  • BibliographyAlberta’s Oil Sands. Government of Alberta: Department of Energy. Dec. 2007.http://web.archive.org/web/20080227201038/http://www.energy.gov.ab.ca/OilSands/pdfs/osgenbrf.pdfCanadas Oil Sands - Opportunities and Challenges to 2015: An Update. National Energy Board. June 2006. p. 17. http://www.neb-one.gc.ca/clf-nsi/rnrgynfmtn/nrgyrprt/lsnd/pprtntsndchllngs20152006/pprtntsndchllngs20152006-eng.pdfCongressional Research Service. Keystone XL Pipeline Project: Key Issues. 29 Aug. 2011. http://big.assets.huffingtonpost.com/R41668.pdfDOE, EIA. 2009. “U.S. Carbon Dioxide Emissions in 2009: A Retrospective Review”.Economic and Investment Information.

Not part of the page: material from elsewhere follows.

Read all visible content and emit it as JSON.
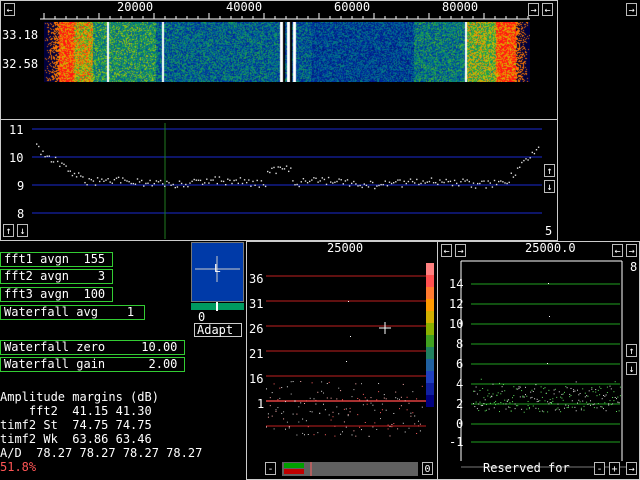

Alberta’s Oil Sands. Government of Alberta.http://www.oilsands.alberta.ca/economicinvestment.htmlJohnson, Brad. Video: “Obama is the Keystone XL Decider.” Think Progress. 2 Nov. 2011http://thinkprogress.org/green/2011/11/02/359160/video-obama-is-the-keystone-xl-decider/Leahy, Stephen. “U.S. Awash in Oil and Lies, Report Charges | More Oil Development Risks Catastrophe.” 2 Sept. 2011.http://stephenleahy.net/tag/tar-sands/Labor Agreement For Keystone XL Pipeline To Create 13,000 American Jobs. Pipeline News.http://www.pipeline-news.com/feature/labor-agreement-keystone-xl-pipeline-create-13000-american-jobsMcCarville, Matthew. “Keystone XL Pipeline Project versus Sustainable Energy – U.S. and World.” 6 June 2011.http://www.peieconet.org/sitefiles/File/Public_Comments_Keystone_XL_Pipeline_Project_vs_Sustainable_Energy.pdfMech, Michelle. “A Comprehensive Guide To The Alberta Oil Sands: Understanding the Environmental and Human Impacts, Export Implications, and Political, Economic, and Industry Influences.” p16-17. May 2011. http://greenparty.ca/files/attachments/a_comprehensive_guide_to_the_alberta_oil_sands_-_may_20111.pdfWerner, Carol. “Jobs From Renewable Energy and Efficiency. Environmental and Energy Study Institute.” 8 Nov. 2007.www.eesi.org/files/EEREJobsFactSheet_11-8-07_0.pdf